Douglas councillors have, yet again, hit out at undeveloped brownfield sites in the capital being used for car parking.

In this month’s sitting of the council, members debated parking after planners rejected an application to extend the use of a piece of land on the South Quay for parking by a further two years.

The council’s environmental services committee had written to planners objecting to the application, a position supported by council leader David Christian.

Mr Christian said the use of brownfield sites for car parking ’drags the town down’ and provides no benefit to the island’s capital.

He added that the council should not allow buildings to be demolished and then used for private rental parking which can cost the hirer over £1,000 a year.

Councillor Stephen Pitts voiced his support for clamping down on brownfield sites being used for car parking, noting some sites have been operational for over 10 years.

However, Councillor Sam Hamer said that those renting the spaces are only able to do so because there is a need for parking in Douglas from workers and shoppers.

While Councillor Devon Watson said Douglas has ’far too many car parks and far too few houses’ and that residents need to cut their car usage. He said the way to do this is for Tynwald to invest in more public transport.

Committee chairman Ritchie McNicholl said the committee had decided that two years was long enough for the South Quay site that the council has to encourage development.

’We want brownfield sites to be developed, we don’t want gaps with car parking,’ he added.

Mr McNicholl said that in the past the council had tried to introduce park and ride schemes, but they proved unsuccessful and said that the island has a ’car mentality’ which makes getting more people to use public transport more difficult.

When it was suggested that the council should encourage people to use multi-storey car parks, Mr McNicholl pointed out that the council has already returned two car parks, Chester Street and Drumgold Street (M&S) to the government as they were losing too much money.

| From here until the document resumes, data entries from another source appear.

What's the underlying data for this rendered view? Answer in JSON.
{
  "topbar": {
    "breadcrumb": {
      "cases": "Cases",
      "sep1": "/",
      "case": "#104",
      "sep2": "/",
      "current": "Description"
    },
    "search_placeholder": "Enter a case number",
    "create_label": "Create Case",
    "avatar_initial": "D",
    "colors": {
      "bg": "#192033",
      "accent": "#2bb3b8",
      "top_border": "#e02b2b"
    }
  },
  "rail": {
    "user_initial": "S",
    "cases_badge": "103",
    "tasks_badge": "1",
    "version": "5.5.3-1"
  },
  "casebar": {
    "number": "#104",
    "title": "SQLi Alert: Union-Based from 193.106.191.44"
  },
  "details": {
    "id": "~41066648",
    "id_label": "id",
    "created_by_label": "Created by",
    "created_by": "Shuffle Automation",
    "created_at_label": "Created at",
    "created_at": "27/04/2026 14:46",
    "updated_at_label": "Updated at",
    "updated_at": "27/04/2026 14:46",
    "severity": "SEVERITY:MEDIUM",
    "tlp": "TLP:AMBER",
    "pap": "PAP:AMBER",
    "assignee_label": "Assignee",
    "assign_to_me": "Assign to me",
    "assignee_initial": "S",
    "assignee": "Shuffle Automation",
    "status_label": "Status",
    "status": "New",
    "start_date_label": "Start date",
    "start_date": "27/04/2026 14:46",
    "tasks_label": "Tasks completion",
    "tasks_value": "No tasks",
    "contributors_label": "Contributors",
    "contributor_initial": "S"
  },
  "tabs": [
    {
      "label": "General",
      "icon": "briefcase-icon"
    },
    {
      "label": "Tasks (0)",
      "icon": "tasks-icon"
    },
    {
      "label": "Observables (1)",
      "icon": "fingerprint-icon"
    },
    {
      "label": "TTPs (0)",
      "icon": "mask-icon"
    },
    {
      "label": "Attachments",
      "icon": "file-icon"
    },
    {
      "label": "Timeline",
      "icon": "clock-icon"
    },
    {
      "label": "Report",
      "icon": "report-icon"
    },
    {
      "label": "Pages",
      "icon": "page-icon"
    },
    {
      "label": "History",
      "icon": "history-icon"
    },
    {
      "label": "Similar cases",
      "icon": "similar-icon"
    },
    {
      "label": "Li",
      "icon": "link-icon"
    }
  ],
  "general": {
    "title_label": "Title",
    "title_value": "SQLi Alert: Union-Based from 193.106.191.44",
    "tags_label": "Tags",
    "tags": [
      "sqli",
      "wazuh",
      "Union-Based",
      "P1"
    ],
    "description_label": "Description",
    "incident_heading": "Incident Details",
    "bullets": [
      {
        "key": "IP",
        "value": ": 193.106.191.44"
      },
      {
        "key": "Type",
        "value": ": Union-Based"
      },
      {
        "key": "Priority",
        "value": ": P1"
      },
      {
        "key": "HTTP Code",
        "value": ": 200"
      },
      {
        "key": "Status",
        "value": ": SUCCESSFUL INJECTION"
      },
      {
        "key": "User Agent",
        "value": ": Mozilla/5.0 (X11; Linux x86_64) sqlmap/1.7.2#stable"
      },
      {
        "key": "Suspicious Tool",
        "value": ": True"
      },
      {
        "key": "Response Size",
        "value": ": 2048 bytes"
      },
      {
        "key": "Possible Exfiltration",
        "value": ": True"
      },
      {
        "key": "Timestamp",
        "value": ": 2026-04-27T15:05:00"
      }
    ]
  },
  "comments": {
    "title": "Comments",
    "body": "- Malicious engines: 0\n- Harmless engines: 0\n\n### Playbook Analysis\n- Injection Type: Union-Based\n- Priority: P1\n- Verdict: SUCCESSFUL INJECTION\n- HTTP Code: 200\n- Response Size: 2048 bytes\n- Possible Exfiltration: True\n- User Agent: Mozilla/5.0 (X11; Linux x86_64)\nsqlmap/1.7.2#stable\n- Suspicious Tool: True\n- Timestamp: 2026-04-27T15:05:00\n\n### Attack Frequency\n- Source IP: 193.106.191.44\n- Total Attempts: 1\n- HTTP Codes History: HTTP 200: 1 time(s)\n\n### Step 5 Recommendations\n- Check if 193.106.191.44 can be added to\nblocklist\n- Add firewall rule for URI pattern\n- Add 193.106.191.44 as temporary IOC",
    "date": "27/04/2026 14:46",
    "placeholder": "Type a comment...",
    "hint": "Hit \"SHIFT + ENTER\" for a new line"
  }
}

Mr McNicholl had previously, in 2018, called for Chester Street to be demolished as it is no longer fit for purpose and is too small for many modern cars.